Celebrities rap about using jets that produce 1,000 times more emissions than the average person

Singer Taylor Swift Photo: AFP

From a 14-minute flight on Drake’s private plane to Taylor Swift’s carbon footprint, celebrities are struggling to shake off a storm over their emissions amid the climate crisis.

Fury erupted in July when reality star Kylie Jenner shared with her 364 million Instagram users a photo of her and her partner, rapper Travis Scott, in front of two jets with the caption: “You want mine or the Yours;”

Critics on social media quickly attacked Jenner, calling her a “climate criminal.”

Then last week, British sustainability marketing company Yard named and shamed the “worst private jet CO2 offenders” among celebrities.

Usually a regular at the top of the music charts, US pop star Taylor Swift headlined the incredible list, sparking an outpouring of social media outrage, memes and jokes that she was using her jet to collect food.

Her jet has flown 170 times since January, with total flight emissions for the year reaching 8,293.54 tons, or 1,184.8 times more than the average person, Yard said.

In second place was boxer Floyd Mayweather, followed by rapper Jay-Z.

Jenner’s half-sister, reality star Kim Kardashian, came in seventh, having recently shown off her cashmere jet interior. Rapper Scott was 10th while Jenner herself was 19th.

The Yard cautioned that its list was “not definitive of the biggest offenders” as it is based on the “Celebrity Jets” Twitter account, which tracks flights thanks to public data. It was also impossible to determine whether the stars were in all recorded flights.

“Taylor’s jet is regularly loaned out to other people,” Swift’s publicist told the media outlet.

“To attribute most or all of these trips to her is grossly wrong.”

While Drake missed the top 10 list, the Canadian rapper faced heat on a 14-minute flight between Toronto and Hamilton in July, especially after he said the plane “Air Drake” was empty.

“This is just them moving planes to whatever airport they’re in storage for whoever cares about the logistics… nobody’s getting that flight,” he said on Instagram.

“It’s even worse if it was flying empty,” said Beatrice Jarrige, long-distance mobility project manager at the Shift Project, a nonprofit focused on climate change.

Dropping bombs

The aviation sector is responsible for 2-3 percent of carbon dioxide emissions.

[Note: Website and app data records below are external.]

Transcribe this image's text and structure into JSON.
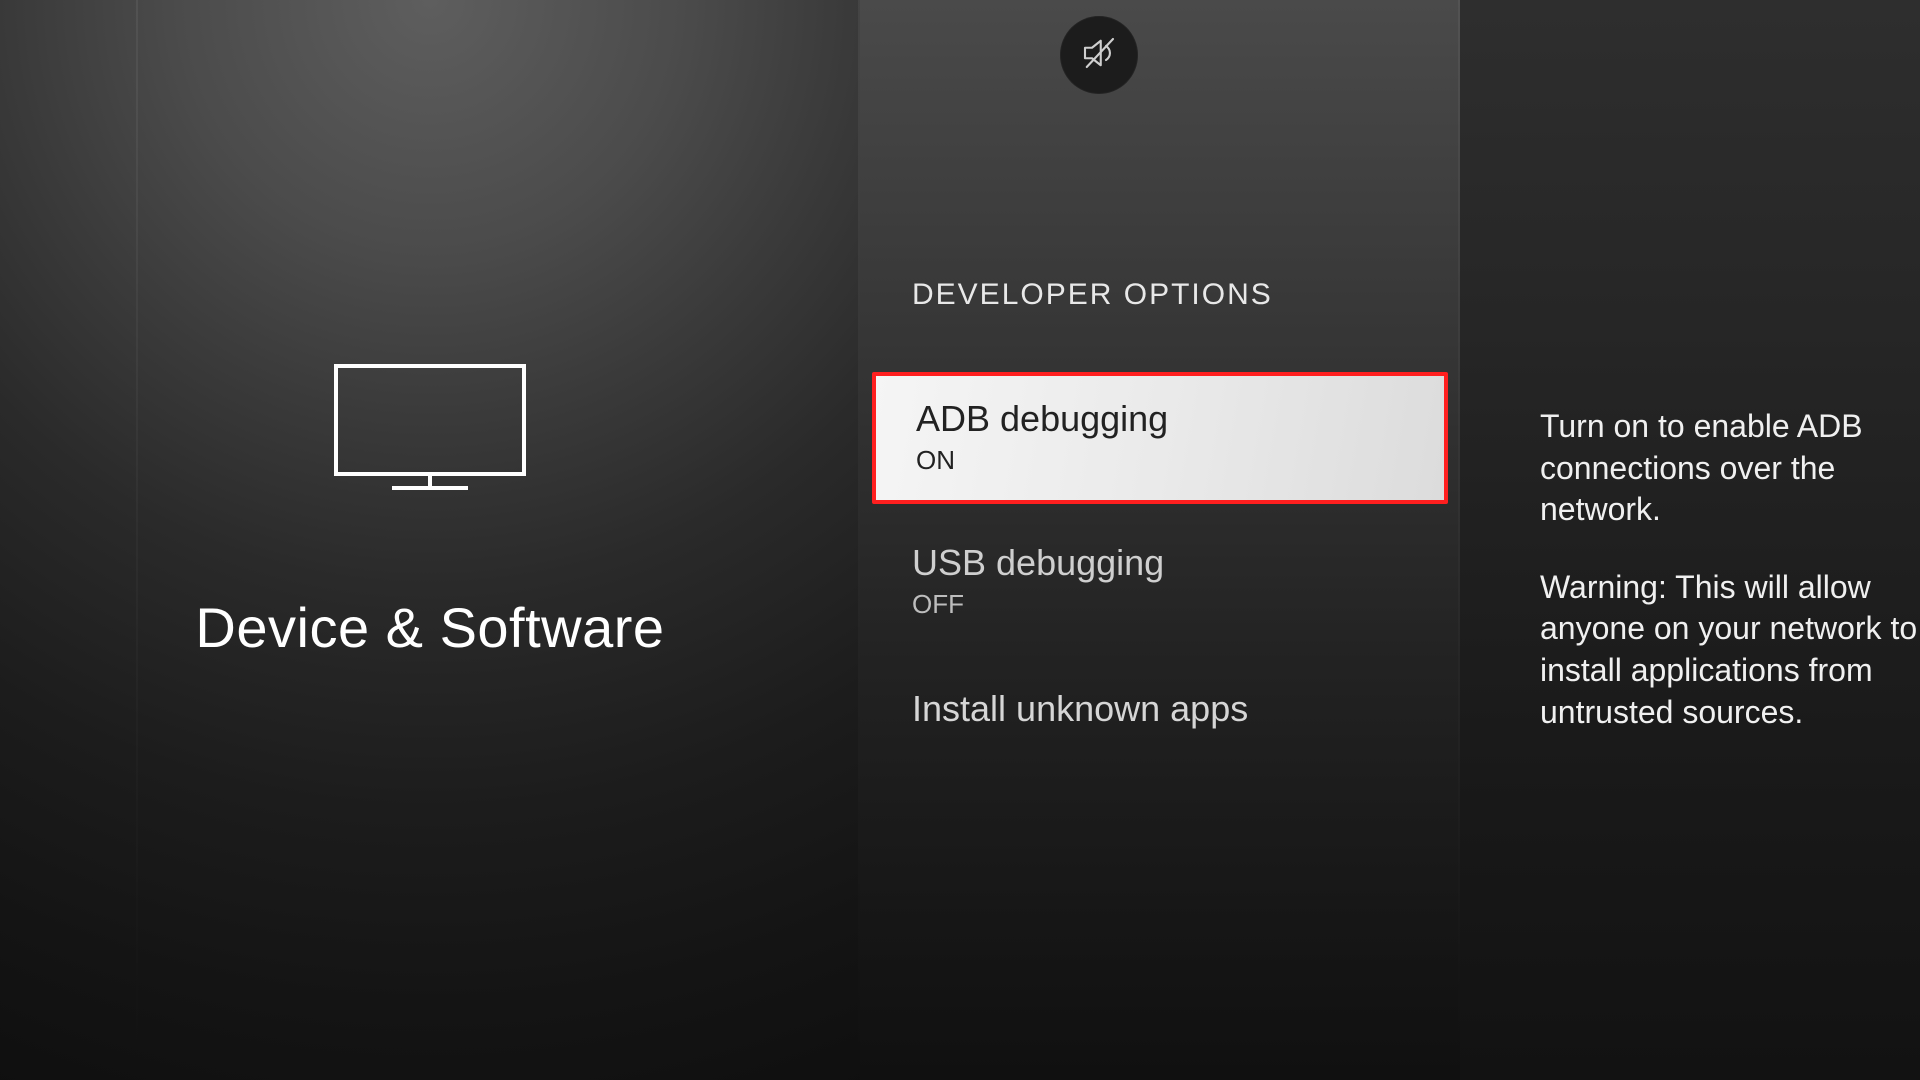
{
  "left": {
    "icon": "tv-icon",
    "title": "Device & Software"
  },
  "status": {
    "mute_icon": "mute-icon"
  },
  "center": {
    "heading": "DEVELOPER OPTIONS",
    "options": [
      {
        "key": "adb",
        "title": "ADB debugging",
        "value": "ON",
        "selected": true
      },
      {
        "key": "usb",
        "title": "USB debugging",
        "value": "OFF",
        "selected": false
      },
      {
        "key": "install",
        "title": "Install unknown apps",
        "value": null,
        "selected": false
      }
    ]
  },
  "help": {
    "p1": "Turn on to enable ADB connections over the network.",
    "p2": "Warning: This will allow anyone on your network to install applications from untrusted sources."
  },
  "colors": {
    "highlight_border": "#ff1f1f",
    "highlight_bg": "#eeeeee",
    "text_primary": "#ffffff",
    "text_muted": "#cfcfcf"
  }
}
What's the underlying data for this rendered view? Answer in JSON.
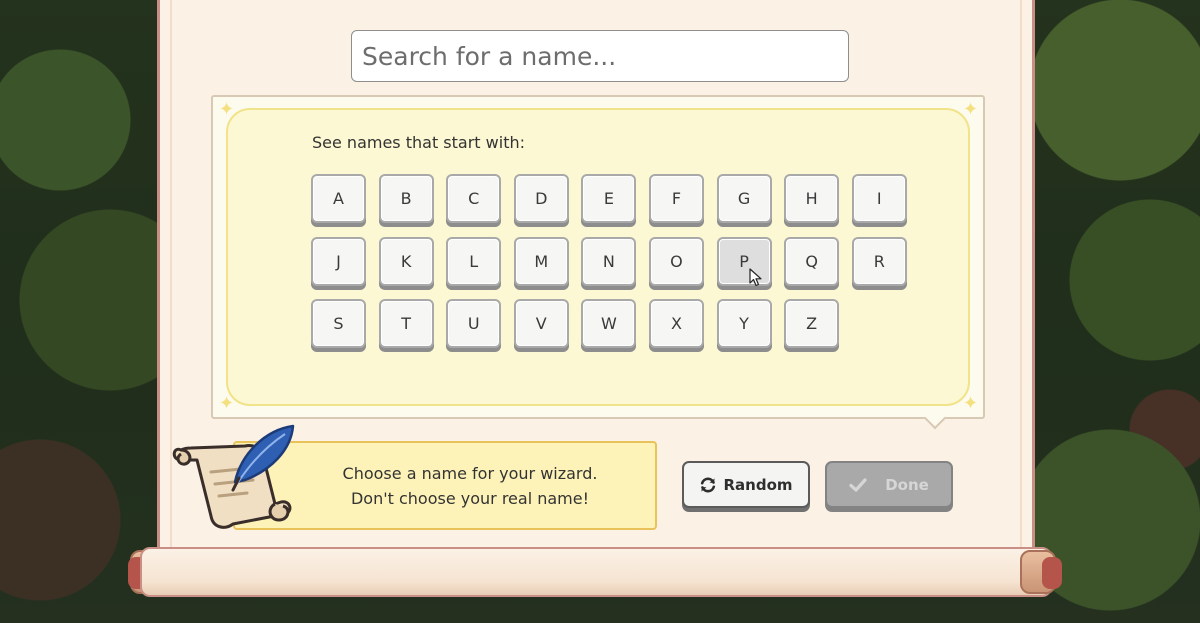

But a report in May by Transport & Environment, a European non-governmental group, found that the carbon footprint of private jets is five to 14 times higher per passenger compared to commercial flights and 50 times that of passenger trains.

“We’re allowing people to fly climate bombs,” said William Todd, executive director of the clean transport campaign group.

Private jet use has soared since the coronavirus pandemic, with wealthier customers scrambling to avoid cancellations.

Private jet flights are up 7 percent in 2021 compared to 2019, according to aviation data research firm WingX.

In Europe, celebrities using private jets could use the continent’s vast train network for most of their travel, Todts said.

Airplanes “like taxis”

The Celebrity Jets account was created by 19-year-old student Jack Sweeney in 2020 after he started following Elon Musk’s private jet.

He now has 30 accounts following sports stars, Meta boss Mark Zuckerberg.

Sweeney has inspired copycat accounts.

Sebastien, a 35-year-old aerospace engineer who declined to give his real name, set up the ‘I Fly Bernard’ account in April which follows the flights of French billionaires, including Bernard Arnault, head of luxury giant LVMH.

“What I want to condemn is the use of private jets like taxis,” he said, pointing to their multiple domestic and European flights.

Arnault has yet to respond to the online criticism.

Jarrige hopes the anger on social media turns into political action.

“It’s not a total ban on such flights, but the richest should make an effort to be more restrained,” he said, calling for more investment in the railways.

Todts said celebrities can and should do more to encourage the development of biofuels rather than kerosene.

“If they actually use their power to buy clean fuels, it would encourage the industry to develop them,” he said.

The commercial aviation sector said in 2021 that sustainable fuels are “key” to its 2050 carbon neutrality targets.

Leave a Comment

Your email address will not be published.